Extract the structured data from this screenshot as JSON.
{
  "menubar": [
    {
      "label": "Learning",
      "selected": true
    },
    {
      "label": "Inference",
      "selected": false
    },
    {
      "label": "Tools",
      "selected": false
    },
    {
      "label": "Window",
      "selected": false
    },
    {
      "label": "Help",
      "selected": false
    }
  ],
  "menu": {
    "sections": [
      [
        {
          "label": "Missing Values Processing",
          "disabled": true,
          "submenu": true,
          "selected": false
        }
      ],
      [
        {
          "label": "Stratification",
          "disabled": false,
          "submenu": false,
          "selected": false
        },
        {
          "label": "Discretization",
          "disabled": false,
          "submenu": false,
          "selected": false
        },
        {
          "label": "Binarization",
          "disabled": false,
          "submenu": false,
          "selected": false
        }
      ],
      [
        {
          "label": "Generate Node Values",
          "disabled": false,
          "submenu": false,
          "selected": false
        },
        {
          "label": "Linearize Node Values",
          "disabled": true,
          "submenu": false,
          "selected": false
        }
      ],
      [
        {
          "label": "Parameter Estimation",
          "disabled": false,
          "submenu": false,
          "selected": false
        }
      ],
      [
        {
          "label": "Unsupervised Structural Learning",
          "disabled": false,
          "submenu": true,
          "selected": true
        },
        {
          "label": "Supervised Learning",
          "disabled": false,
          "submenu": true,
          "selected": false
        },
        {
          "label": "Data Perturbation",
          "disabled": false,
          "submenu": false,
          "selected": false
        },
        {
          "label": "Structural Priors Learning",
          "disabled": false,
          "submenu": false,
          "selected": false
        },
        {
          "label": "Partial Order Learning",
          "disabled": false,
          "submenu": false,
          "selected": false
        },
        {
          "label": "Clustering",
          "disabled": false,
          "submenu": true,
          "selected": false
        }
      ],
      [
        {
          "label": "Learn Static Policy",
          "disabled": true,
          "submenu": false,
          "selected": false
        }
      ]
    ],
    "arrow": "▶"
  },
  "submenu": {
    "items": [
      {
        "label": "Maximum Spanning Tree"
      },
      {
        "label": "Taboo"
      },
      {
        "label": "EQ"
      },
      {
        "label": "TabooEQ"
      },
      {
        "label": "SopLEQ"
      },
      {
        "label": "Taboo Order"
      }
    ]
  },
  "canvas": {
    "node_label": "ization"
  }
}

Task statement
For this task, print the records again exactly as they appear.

Solution for this task
Extract the structured data from this screenshot as JSON.
{
  "menubar": [
    {
      "label": "Learning",
      "selected": true
    },
    {
      "label": "Inference",
      "selected": false
    },
    {
      "label": "Tools",
      "selected": false
    },
    {
      "label": "Window",
      "selected": false
    },
    {
      "label": "Help",
      "selected": false
    }
  ],
  "menu": {
    "sections": [
      [
        {
          "label": "Missing Values Processing",
          "disabled": true,
          "submenu": true,
          "selected": false
        }
      ],
      [
        {
          "label": "Stratification",
          "disabled": false,
          "submenu": false,
          "selected": false
        },
        {
          "label": "Discretization",
          "disabled": false,
          "submenu": false,
          "selected": false
        },
        {
          "label": "Binarization",
          "disabled": false,
          "submenu": false,
          "selected": false
        }
      ],
      [
        {
          "label": "Generate Node Values",
          "disabled": false,
          "submenu": false,
          "selected": false
        },
        {
          "label": "Linearize Node Values",
          "disabled": true,
          "submenu": false,
          "selected": false
        }
      ],
      [
        {
          "label": "Parameter Estimation",
          "disabled": false,
          "submenu": false,
          "selected": false
        }
      ],
      [
        {
          "label": "Unsupervised Structural Learning",
          "disabled": false,
          "submenu": true,
          "selected": true
        },
        {
          "label": "Supervised Learning",
          "disabled": false,
          "submenu": true,
          "selected": false
        },
        {
          "label": "Data Perturbation",
          "disabled": false,
          "submenu": false,
          "selected": false
        },
        {
          "label": "Structural Priors Learning",
          "disabled": false,
          "submenu": false,
          "selected": false
        },
        {
          "label": "Partial Order Learning",
          "disabled": false,
          "submenu": false,
          "selected": false
        },
        {
          "label": "Clustering",
          "disabled": false,
          "submenu": true,
          "selected": false
        }
      ],
      [
        {
          "label": "Learn Static Policy",
          "disabled": true,
          "submenu": false,
          "selected": false
        }
      ]
    ],
    "arrow": "▶"
  },
  "submenu": {
    "items": [
      {
        "label": "Maximum Spanning Tree"
      },
      {
        "label": "Taboo"
      },
      {
        "label": "EQ"
      },
      {
        "label": "TabooEQ"
      },
      {
        "label": "SopLEQ"
      },
      {
        "label": "Taboo Order"
      }
    ]
  },
  "canvas": {
    "node_label": "ization"
  }
}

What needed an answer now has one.